Cycling or walking along the system of urban pathways in Guangzhou, Guangdong province, offers Zhao Qingyan evidence of the changing seasons.
"When I see the colorful leaves and flowers in full bloom along the road, I think it's time to go for a spring outing," said Zhao, a manager in a local foreign-funded company.
Zhao was cycling leisurely with her husband and young daughter on a path near Dafushan mountain, a scenic spot in Guangzhou's Panyu district.
"The beautiful blossoming trees of golden trumpet, oriental cherry, Chinese redbuds and other colorful flowers makes me feel good and relaxed," Zhao said, adding that it has become a family routine to cycle or walk every weekend.
She is among the millions of people enjoying the network of paths in Guangzhou that snake through parks or along lakes.

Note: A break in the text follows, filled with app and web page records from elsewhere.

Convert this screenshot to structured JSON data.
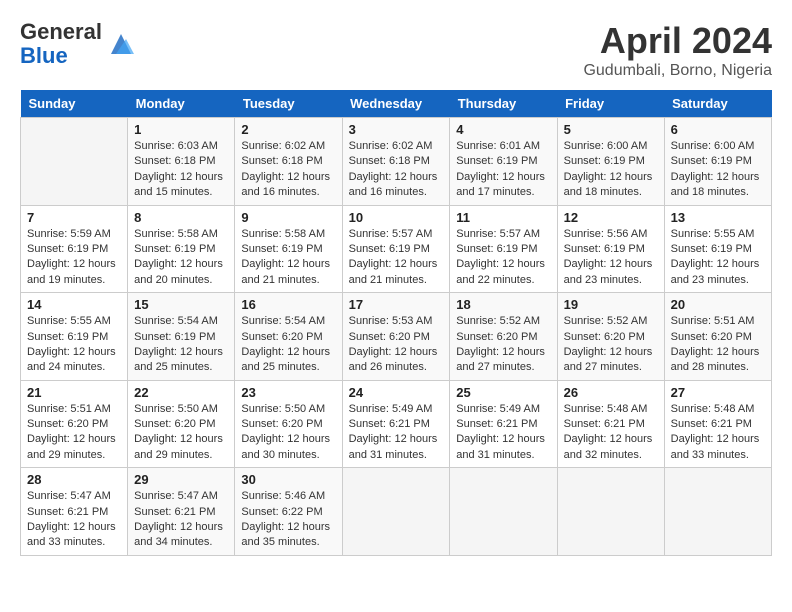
{
  "header": {
    "logo_general": "General",
    "logo_blue": "Blue",
    "month_title": "April 2024",
    "location": "Gudumbali, Borno, Nigeria"
  },
  "weekdays": [
    "Sunday",
    "Monday",
    "Tuesday",
    "Wednesday",
    "Thursday",
    "Friday",
    "Saturday"
  ],
  "weeks": [
    [
      {
        "day": "",
        "info": ""
      },
      {
        "day": "1",
        "info": "Sunrise: 6:03 AM\nSunset: 6:18 PM\nDaylight: 12 hours\nand 15 minutes."
      },
      {
        "day": "2",
        "info": "Sunrise: 6:02 AM\nSunset: 6:18 PM\nDaylight: 12 hours\nand 16 minutes."
      },
      {
        "day": "3",
        "info": "Sunrise: 6:02 AM\nSunset: 6:18 PM\nDaylight: 12 hours\nand 16 minutes."
      },
      {
        "day": "4",
        "info": "Sunrise: 6:01 AM\nSunset: 6:19 PM\nDaylight: 12 hours\nand 17 minutes."
      },
      {
        "day": "5",
        "info": "Sunrise: 6:00 AM\nSunset: 6:19 PM\nDaylight: 12 hours\nand 18 minutes."
      },
      {
        "day": "6",
        "info": "Sunrise: 6:00 AM\nSunset: 6:19 PM\nDaylight: 12 hours\nand 18 minutes."
      }
    ],
    [
      {
        "day": "7",
        "info": "Sunrise: 5:59 AM\nSunset: 6:19 PM\nDaylight: 12 hours\nand 19 minutes."
      },
      {
        "day": "8",
        "info": "Sunrise: 5:58 AM\nSunset: 6:19 PM\nDaylight: 12 hours\nand 20 minutes."
      },
      {
        "day": "9",
        "info": "Sunrise: 5:58 AM\nSunset: 6:19 PM\nDaylight: 12 hours\nand 21 minutes."
      },
      {
        "day": "10",
        "info": "Sunrise: 5:57 AM\nSunset: 6:19 PM\nDaylight: 12 hours\nand 21 minutes."
      },
      {
        "day": "11",
        "info": "Sunrise: 5:57 AM\nSunset: 6:19 PM\nDaylight: 12 hours\nand 22 minutes."
      },
      {
        "day": "12",
        "info": "Sunrise: 5:56 AM\nSunset: 6:19 PM\nDaylight: 12 hours\nand 23 minutes."
      },
      {
        "day": "13",
        "info": "Sunrise: 5:55 AM\nSunset: 6:19 PM\nDaylight: 12 hours\nand 23 minutes."
      }
    ],
    [
      {
        "day": "14",
        "info": "Sunrise: 5:55 AM\nSunset: 6:19 PM\nDaylight: 12 hours\nand 24 minutes."
      },
      {
        "day": "15",
        "info": "Sunrise: 5:54 AM\nSunset: 6:19 PM\nDaylight: 12 hours\nand 25 minutes."
      },
      {
        "day": "16",
        "info": "Sunrise: 5:54 AM\nSunset: 6:20 PM\nDaylight: 12 hours\nand 25 minutes."
      },
      {
        "day": "17",
        "info": "Sunrise: 5:53 AM\nSunset: 6:20 PM\nDaylight: 12 hours\nand 26 minutes."
      },
      {
        "day": "18",
        "info": "Sunrise: 5:52 AM\nSunset: 6:20 PM\nDaylight: 12 hours\nand 27 minutes."
      },
      {
        "day": "19",
        "info": "Sunrise: 5:52 AM\nSunset: 6:20 PM\nDaylight: 12 hours\nand 27 minutes."
      },
      {
        "day": "20",
        "info": "Sunrise: 5:51 AM\nSunset: 6:20 PM\nDaylight: 12 hours\nand 28 minutes."
      }
    ],
    [
      {
        "day": "21",
        "info": "Sunrise: 5:51 AM\nSunset: 6:20 PM\nDaylight: 12 hours\nand 29 minutes."
      },
      {
        "day": "22",
        "info": "Sunrise: 5:50 AM\nSunset: 6:20 PM\nDaylight: 12 hours\nand 29 minutes."
      },
      {
        "day": "23",
        "info": "Sunrise: 5:50 AM\nSunset: 6:20 PM\nDaylight: 12 hours\nand 30 minutes."
      },
      {
        "day": "24",
        "info": "Sunrise: 5:49 AM\nSunset: 6:21 PM\nDaylight: 12 hours\nand 31 minutes."
      },
      {
        "day": "25",
        "info": "Sunrise: 5:49 AM\nSunset: 6:21 PM\nDaylight: 12 hours\nand 31 minutes."
      },
      {
        "day": "26",
        "info": "Sunrise: 5:48 AM\nSunset: 6:21 PM\nDaylight: 12 hours\nand 32 minutes."
      },
      {
        "day": "27",
        "info": "Sunrise: 5:48 AM\nSunset: 6:21 PM\nDaylight: 12 hours\nand 33 minutes."
      }
    ],
    [
      {
        "day": "28",
        "info": "Sunrise: 5:47 AM\nSunset: 6:21 PM\nDaylight: 12 hours\nand 33 minutes."
      },
      {
        "day": "29",
        "info": "Sunrise: 5:47 AM\nSunset: 6:21 PM\nDaylight: 12 hours\nand 34 minutes."
      },
      {
        "day": "30",
        "info": "Sunrise: 5:46 AM\nSunset: 6:22 PM\nDaylight: 12 hours\nand 35 minutes."
      },
      {
        "day": "",
        "info": ""
      },
      {
        "day": "",
        "info": ""
      },
      {
        "day": "",
        "info": ""
      },
      {
        "day": "",
        "info": ""
      }
    ]
  ]
}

The warm weather and significant rainfall have contributed to beautiful greening along the pathways, which link more than 500 major scenic spots in the city, according to the city government.
Guangzhou has now constructed more than 3,500 kilometers of urban pathways, covering more than 7,000 square kilometers, which serve 10 million people, said Ma Yan, director of the afforesting section with the Guangzhou Bureau of Forestry and Landscaping.
"It's a major step to realize the city's goal of constructing a modern green and ecological southern metropolis," she said.
The network has the support of residents. A recent survey by Ma's bureau indicated that more than 91 percent of more than 1,000 people interviewed recognized the positive role the path network has played in improving the environment, and they applauded the positive image it has brought to the city.
Huang Zhaoming, an office worker living in Guangzhou's Tianhe district, said the network offers an ideal place for leisure, recreation and outdoor events and has attracted many families and people like him for weekend relaxation.
"The city government has done a good job investing large sums of money to construct the pathways that have helped further improve the city's environment," Huang said.
Most of the network was once wasteland, but flowers now bloom everywhere, he said.
Ma of the city's forestry and landscaping bureau said the paths have helped raise the air quality and optimize the environment and ecology in Guangzhou.
According to Ma's bureau, the forested belts can absorb more than 590,000 metric tons of carbon dioxide and release more than 440,000 tons of oxygen annually.
"Meanwhile, by improving interpersonal relationships and promoting fitness, the paths help spread urban civilization to rural areas and boost the rural economy," Ma said.
According to the provincial government, pathway networks have expanded to 18,019 kilometers throughout cities in the province.